(Dataset excerpts)

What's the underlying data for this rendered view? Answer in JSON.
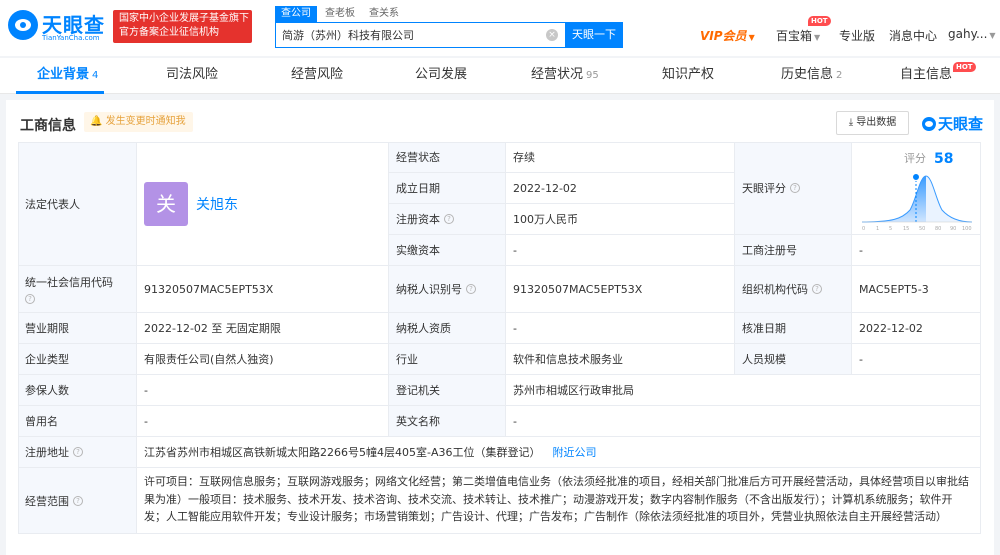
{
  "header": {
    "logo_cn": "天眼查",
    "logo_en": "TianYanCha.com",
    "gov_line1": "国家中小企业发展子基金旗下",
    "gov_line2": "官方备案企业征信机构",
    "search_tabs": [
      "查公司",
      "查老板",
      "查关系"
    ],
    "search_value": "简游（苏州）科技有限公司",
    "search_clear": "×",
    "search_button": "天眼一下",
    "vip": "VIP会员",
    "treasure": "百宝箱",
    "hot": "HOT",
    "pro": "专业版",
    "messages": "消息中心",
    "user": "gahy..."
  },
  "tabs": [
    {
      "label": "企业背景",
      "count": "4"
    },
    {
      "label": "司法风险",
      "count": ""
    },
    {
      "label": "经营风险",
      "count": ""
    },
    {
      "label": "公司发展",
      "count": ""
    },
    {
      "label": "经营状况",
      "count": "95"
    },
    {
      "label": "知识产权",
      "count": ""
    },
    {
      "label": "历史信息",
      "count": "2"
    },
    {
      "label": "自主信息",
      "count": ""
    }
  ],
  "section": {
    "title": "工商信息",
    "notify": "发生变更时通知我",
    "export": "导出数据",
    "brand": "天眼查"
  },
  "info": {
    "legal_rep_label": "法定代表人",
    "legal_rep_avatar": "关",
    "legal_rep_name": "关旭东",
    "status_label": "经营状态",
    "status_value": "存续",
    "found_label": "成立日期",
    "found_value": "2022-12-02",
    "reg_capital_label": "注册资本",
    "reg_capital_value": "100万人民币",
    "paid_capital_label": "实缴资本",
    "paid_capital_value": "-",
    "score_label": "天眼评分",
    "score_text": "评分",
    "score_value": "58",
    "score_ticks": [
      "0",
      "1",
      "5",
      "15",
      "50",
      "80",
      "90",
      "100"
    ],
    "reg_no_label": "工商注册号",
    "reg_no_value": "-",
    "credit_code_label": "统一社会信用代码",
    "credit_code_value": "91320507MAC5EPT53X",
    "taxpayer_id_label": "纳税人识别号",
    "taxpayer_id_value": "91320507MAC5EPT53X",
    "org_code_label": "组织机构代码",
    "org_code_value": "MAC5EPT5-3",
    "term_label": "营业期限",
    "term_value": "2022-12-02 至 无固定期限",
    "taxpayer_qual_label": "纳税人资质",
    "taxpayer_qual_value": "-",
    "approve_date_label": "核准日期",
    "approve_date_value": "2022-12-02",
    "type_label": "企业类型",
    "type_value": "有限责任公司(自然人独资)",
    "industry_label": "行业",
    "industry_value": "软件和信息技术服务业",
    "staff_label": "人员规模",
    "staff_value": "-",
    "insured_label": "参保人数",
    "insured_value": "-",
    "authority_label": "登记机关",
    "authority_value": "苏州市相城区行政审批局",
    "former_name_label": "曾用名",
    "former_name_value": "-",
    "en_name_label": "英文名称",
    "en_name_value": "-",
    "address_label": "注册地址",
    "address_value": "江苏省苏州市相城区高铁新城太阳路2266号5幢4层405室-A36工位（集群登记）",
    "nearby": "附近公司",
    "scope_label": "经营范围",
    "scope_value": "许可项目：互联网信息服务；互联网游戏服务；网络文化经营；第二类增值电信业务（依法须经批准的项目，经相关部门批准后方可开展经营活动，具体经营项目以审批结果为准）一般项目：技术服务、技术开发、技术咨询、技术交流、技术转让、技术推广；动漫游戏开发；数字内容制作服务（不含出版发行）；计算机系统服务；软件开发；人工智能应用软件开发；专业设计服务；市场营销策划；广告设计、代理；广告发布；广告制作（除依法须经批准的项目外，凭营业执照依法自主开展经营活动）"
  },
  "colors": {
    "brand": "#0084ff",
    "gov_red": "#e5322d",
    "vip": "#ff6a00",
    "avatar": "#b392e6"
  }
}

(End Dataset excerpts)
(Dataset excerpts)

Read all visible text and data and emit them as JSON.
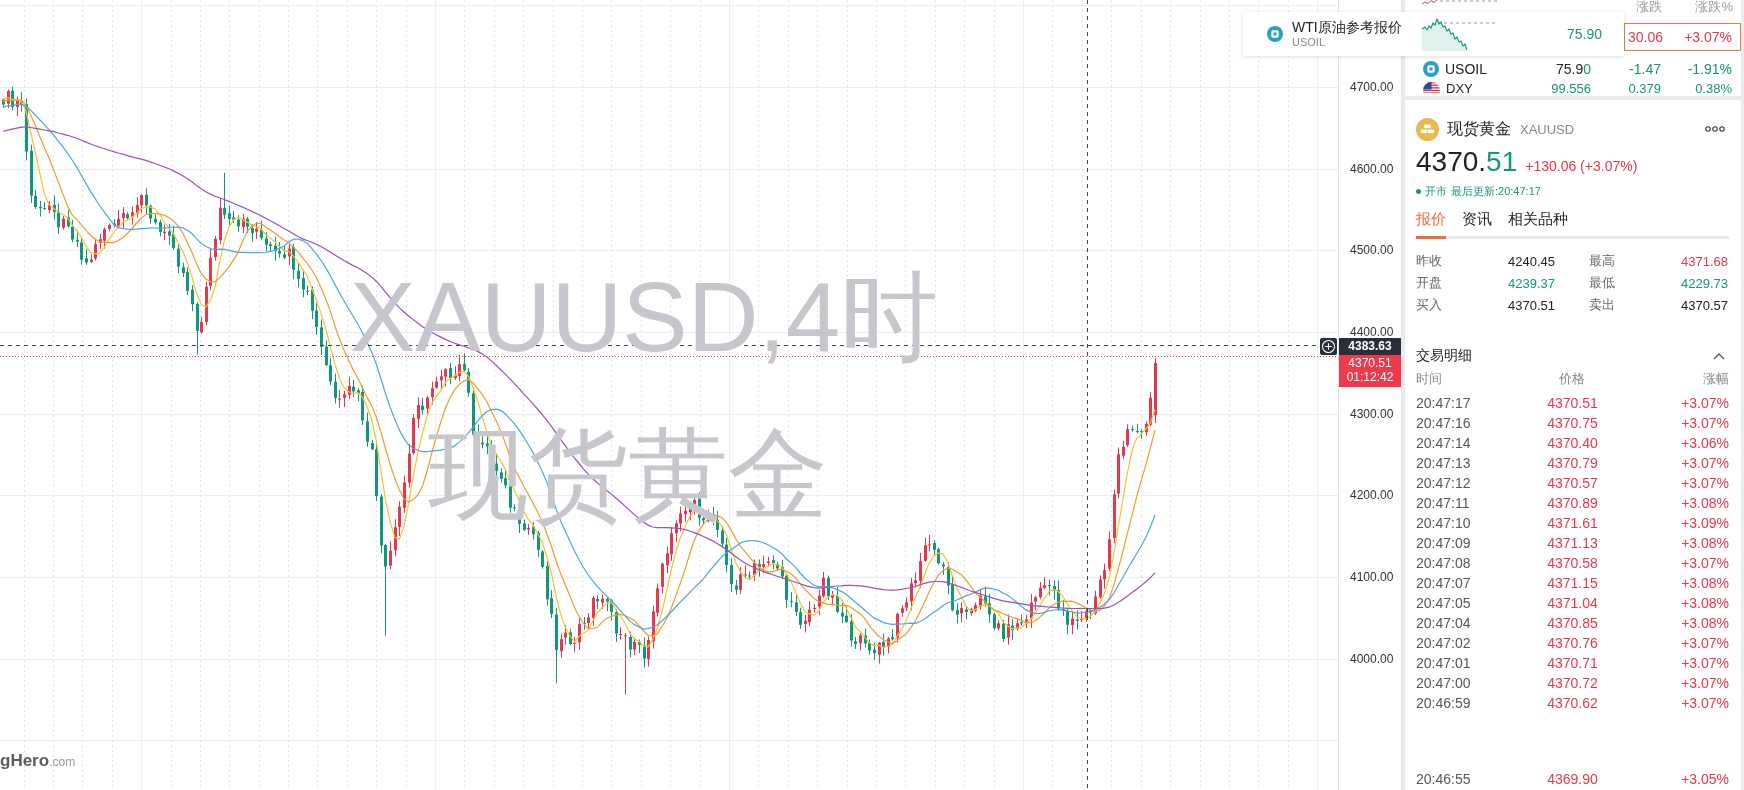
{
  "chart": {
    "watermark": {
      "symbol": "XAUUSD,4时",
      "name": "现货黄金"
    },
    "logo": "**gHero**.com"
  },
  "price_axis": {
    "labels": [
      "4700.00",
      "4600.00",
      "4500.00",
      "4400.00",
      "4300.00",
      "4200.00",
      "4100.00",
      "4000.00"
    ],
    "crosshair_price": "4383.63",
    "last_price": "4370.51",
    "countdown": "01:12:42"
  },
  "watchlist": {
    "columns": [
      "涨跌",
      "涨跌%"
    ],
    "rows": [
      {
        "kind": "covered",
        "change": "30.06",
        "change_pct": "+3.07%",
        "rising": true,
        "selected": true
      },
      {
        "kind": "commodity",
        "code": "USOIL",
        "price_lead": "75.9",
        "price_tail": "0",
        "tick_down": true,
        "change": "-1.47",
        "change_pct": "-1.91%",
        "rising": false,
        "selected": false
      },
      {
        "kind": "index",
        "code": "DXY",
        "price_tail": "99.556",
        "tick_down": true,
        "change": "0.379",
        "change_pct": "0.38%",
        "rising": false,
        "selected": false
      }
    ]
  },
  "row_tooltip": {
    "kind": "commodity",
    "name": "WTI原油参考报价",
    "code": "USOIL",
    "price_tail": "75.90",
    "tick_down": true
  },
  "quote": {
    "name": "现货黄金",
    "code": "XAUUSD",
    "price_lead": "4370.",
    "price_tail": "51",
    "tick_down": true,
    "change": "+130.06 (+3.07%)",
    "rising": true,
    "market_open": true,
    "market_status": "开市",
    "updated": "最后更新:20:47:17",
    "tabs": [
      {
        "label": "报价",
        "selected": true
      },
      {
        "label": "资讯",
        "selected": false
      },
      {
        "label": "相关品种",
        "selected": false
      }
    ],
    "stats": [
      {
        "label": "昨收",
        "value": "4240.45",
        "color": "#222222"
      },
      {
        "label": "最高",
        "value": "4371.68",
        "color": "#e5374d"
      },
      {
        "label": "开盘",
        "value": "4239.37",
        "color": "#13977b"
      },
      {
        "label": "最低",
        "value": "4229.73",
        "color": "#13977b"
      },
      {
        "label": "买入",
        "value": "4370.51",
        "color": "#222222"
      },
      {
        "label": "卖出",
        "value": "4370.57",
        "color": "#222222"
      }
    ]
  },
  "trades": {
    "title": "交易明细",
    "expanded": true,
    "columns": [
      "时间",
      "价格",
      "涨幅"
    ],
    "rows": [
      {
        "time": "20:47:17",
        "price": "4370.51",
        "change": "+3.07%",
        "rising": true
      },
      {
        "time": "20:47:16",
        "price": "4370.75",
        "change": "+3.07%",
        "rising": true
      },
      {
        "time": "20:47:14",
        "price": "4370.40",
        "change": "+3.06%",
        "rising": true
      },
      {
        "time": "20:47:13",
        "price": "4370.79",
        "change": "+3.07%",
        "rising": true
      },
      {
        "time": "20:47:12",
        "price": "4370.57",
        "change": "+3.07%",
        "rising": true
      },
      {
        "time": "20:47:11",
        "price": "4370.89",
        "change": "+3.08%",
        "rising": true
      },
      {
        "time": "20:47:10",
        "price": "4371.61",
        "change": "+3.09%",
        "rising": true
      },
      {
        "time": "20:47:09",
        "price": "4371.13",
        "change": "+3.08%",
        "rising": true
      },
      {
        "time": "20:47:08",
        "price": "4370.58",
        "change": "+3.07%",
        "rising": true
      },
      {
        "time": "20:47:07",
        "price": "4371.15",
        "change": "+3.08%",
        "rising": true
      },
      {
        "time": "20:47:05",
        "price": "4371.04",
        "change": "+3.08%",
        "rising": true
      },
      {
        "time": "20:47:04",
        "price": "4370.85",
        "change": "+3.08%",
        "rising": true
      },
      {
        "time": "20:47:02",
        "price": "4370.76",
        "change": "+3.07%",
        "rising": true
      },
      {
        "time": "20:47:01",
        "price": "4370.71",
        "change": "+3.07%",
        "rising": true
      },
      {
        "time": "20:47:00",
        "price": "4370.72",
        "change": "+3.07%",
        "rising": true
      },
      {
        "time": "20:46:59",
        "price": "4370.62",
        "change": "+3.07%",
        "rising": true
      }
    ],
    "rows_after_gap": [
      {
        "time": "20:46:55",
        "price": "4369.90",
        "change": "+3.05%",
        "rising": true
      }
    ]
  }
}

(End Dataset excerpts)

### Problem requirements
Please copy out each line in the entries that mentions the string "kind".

### Result of the task
        "kind": "covered",
        "kind": "commodity",
        "kind": "index",
    "kind": "commodity",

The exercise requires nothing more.